Japan discussed and notified its incorporation of Dokdo to Western countries, including the United States. However, Korea did not receive any query or notification regarding the unilateral incorporation. In March of 1906 the Governor of Uldo (Ulleungdo) learned of the incorporation from Japanese officials of Shimane Prefecture visiting Ulleungdo. The next day, the Governor of Uldo reported this to the central government in Seoul and to the governor of Gangwon-do. On receiving this report, the Minister of Interior and the State Council Minister stated that it is groundless for Japan to claim sovereignty over Dokdo, and ordered an investigation of the facts relating to what Japan had done. (See Material 10.) The Korean government, having been deprived of its diplomatic rights following the protectorate treaty in November 1905, was not able to take any diplomatic action against such a situation. However, Korean newspapers, including the Daehan Daily Newspaper (Daehan maeil sinbo) (May 1, 1906) (see Material 11) and The Hwangseong Newspaper (Hwangseong sinmun

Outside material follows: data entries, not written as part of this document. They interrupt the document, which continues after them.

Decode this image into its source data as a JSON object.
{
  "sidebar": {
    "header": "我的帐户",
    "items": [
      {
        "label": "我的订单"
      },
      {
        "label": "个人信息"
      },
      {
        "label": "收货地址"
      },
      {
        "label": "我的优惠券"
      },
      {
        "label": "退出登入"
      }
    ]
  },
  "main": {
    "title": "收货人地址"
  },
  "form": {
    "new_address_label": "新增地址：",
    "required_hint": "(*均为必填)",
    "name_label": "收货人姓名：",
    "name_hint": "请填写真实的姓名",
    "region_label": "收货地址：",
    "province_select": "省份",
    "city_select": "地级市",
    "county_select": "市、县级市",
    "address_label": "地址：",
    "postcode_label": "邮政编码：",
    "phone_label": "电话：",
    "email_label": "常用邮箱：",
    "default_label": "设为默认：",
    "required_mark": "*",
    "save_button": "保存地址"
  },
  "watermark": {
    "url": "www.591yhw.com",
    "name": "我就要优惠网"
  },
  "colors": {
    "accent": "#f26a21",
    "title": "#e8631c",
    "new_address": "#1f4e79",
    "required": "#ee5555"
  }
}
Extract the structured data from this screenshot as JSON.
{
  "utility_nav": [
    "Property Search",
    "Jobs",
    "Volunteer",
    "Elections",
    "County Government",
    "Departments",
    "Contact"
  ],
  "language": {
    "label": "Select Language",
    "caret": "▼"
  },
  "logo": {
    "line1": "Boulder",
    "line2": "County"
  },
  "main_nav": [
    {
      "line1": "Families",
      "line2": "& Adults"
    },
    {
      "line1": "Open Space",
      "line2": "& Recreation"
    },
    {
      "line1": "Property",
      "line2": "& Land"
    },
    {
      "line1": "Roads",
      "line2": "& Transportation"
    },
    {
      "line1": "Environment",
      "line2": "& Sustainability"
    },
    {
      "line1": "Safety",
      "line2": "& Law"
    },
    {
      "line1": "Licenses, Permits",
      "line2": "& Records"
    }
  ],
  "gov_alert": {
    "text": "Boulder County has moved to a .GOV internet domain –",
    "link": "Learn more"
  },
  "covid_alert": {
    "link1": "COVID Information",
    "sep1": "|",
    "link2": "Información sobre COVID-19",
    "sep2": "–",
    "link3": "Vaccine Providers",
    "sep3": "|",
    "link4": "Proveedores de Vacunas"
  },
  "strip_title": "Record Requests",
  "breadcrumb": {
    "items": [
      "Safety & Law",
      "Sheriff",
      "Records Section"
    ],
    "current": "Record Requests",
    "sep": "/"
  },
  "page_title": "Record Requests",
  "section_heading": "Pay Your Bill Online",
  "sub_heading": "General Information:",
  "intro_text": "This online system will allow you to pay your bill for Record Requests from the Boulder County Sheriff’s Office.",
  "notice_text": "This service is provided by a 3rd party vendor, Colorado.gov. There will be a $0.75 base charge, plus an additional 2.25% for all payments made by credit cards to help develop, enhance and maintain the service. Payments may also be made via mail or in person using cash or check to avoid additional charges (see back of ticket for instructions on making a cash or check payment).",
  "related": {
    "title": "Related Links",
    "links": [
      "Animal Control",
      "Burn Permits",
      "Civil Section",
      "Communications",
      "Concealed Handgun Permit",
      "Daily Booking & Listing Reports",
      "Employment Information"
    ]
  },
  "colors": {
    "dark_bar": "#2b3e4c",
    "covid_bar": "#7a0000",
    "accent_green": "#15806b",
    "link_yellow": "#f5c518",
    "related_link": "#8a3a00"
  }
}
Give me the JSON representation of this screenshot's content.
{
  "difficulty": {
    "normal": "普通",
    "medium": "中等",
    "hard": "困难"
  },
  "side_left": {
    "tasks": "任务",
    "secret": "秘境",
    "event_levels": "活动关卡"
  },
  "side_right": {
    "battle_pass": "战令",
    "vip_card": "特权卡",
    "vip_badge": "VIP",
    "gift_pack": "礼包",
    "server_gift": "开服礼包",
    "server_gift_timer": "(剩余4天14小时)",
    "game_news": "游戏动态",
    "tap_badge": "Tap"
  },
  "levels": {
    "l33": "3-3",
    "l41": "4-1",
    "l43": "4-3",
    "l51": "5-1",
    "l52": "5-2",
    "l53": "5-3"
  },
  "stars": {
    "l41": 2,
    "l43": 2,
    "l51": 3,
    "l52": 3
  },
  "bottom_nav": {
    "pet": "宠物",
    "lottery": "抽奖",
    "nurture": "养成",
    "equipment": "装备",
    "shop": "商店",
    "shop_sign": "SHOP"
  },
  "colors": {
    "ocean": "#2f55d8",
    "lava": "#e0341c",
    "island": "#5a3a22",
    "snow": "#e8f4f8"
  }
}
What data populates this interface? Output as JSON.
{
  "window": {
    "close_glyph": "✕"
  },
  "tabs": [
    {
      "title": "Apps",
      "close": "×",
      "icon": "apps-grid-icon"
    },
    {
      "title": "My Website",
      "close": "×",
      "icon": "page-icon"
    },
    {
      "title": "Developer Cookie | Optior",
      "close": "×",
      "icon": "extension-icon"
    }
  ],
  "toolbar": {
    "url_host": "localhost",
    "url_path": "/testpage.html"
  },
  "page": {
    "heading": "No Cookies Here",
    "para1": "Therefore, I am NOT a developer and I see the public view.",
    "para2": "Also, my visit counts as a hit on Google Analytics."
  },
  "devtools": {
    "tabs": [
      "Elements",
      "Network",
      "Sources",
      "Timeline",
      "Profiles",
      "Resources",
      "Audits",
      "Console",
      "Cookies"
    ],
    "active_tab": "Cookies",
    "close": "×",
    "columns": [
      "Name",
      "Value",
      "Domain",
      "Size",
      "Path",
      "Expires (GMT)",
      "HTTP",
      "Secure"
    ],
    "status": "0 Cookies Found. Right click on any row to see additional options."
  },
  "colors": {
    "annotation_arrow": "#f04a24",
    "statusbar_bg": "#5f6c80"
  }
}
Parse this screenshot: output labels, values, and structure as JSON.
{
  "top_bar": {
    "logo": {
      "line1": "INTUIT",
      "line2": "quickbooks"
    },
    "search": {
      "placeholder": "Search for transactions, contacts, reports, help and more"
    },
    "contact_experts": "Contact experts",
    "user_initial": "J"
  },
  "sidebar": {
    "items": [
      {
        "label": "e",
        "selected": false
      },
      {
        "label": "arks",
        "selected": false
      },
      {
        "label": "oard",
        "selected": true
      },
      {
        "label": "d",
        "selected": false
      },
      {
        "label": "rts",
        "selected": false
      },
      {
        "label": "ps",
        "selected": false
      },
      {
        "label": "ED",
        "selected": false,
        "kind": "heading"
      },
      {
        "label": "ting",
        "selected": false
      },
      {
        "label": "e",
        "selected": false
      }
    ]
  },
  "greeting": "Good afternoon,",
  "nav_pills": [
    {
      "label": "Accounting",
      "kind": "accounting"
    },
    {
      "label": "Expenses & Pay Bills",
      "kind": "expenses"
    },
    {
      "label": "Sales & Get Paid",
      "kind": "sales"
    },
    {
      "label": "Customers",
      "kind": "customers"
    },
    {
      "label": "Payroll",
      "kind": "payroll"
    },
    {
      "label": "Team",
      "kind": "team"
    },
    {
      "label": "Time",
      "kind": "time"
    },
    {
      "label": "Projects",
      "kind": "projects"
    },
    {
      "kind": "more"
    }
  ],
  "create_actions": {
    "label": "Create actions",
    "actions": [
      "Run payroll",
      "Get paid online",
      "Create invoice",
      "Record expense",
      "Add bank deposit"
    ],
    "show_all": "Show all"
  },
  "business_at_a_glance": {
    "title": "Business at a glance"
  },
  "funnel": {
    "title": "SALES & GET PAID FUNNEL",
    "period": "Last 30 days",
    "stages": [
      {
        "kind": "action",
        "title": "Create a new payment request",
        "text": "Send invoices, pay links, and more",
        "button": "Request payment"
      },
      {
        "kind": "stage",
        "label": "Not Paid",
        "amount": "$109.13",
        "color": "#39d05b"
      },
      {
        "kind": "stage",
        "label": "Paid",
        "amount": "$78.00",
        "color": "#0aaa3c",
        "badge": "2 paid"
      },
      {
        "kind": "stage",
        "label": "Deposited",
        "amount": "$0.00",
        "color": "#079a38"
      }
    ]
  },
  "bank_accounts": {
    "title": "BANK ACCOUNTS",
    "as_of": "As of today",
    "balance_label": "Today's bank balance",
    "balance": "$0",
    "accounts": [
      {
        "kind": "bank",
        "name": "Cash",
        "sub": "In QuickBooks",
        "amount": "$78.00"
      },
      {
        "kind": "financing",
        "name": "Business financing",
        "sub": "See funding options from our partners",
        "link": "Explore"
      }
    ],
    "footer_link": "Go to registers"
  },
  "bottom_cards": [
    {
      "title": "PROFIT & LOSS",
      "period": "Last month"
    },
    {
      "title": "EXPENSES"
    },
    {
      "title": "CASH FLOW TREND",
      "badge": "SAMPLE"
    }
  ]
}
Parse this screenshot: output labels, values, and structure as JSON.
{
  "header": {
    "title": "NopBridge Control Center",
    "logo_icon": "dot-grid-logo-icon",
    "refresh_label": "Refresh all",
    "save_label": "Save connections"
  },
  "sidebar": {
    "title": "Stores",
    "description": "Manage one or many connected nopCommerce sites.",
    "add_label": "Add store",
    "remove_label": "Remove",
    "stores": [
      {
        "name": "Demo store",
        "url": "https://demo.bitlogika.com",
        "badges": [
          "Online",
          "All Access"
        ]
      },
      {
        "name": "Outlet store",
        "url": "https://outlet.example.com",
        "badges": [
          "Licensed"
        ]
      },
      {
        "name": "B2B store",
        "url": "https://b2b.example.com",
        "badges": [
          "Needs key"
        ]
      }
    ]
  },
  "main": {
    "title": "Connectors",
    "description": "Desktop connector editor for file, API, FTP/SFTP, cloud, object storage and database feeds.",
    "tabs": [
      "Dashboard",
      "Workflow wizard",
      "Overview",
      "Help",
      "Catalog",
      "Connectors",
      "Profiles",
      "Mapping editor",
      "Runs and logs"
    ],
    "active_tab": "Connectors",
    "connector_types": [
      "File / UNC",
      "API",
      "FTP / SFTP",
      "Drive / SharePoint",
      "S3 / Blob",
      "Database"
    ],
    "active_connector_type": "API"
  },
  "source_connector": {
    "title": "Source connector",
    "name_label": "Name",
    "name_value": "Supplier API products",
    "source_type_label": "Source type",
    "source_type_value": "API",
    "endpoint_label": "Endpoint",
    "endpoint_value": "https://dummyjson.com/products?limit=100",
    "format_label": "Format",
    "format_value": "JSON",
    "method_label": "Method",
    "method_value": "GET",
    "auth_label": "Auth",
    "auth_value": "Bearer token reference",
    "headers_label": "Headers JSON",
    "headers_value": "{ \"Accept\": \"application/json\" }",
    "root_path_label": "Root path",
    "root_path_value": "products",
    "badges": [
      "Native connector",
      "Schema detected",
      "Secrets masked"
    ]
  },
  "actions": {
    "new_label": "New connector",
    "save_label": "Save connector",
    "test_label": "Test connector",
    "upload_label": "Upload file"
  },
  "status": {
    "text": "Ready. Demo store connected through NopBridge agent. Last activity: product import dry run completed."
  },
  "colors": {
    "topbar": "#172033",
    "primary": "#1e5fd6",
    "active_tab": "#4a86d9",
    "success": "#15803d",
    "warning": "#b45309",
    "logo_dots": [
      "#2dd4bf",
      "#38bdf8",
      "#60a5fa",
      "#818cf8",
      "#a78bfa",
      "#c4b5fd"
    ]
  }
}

) (May 9, 1906), published articles protesting against the Japanese act.
- MATERIAL 9. The Korean Imperial Ordinance No. 41 and the Gazette
The Korean Imperial Ordinance No. 41“Article 2. The seat of the County Office shall be in Taeha-dong, and as for jurisdiction, the County shall govern the whole of Ulleungdo, Jukdo, and Seokdo.”
The Gazette Containing Imperial Ordinance No. 41Korea renamed Ulleungdo as Uldo, and raised the highest administrative position in Ulleungdo to County Magistrate of Uldo. The County Magistrate gained authority over the whole of Ulleungdo, Jukdo, and Seokdo. Korean Imperial Ordinance No. 41 was issued in Korean Gazette No. 1716 on October 27, 1900.
- MATERIAL 10. The Report of Lee Myeong-nae, Chuncheon County Magistrate and acting Governor of Gangwon-do (April 29, 1906), and Order No. 3 of Park Je-sun, the State Council Minister (May 20, 1906)
In 1906, the Chuncheon County Magistrate and acting Governor of Gangwon-do Lee Myeong-nae informed State Council Minister Park Je-sun of Japan’s incorporation of Dokdo, which belonged to Korea, immediately after this Japanese act was reported by the Uldo (Ulleungdo) Governor Sim Heung-taek. In response to this, Park stated that Japan’s claims to Dokdo were unfounded and through Order No. 3 commanded that a close eye be kept on the situation on Dokdo and the movements of the Japanese there.
- MATERIAL 11. Daehan Daily Newspaper (Daehan maeil sinbo)
“The Uldo governor Sim Heung-taek reported that some Japanese officials had come to Ulleungdo and claimed Dokdo as Japanese territory, surveyed the island, and then counted the number of households. In response to the report from Sim Hueng-taek, the Korean government stated, ‘Their claiming Dokdo as Japanese territory does not make sense at all. We find the Japanese claim shocking.’”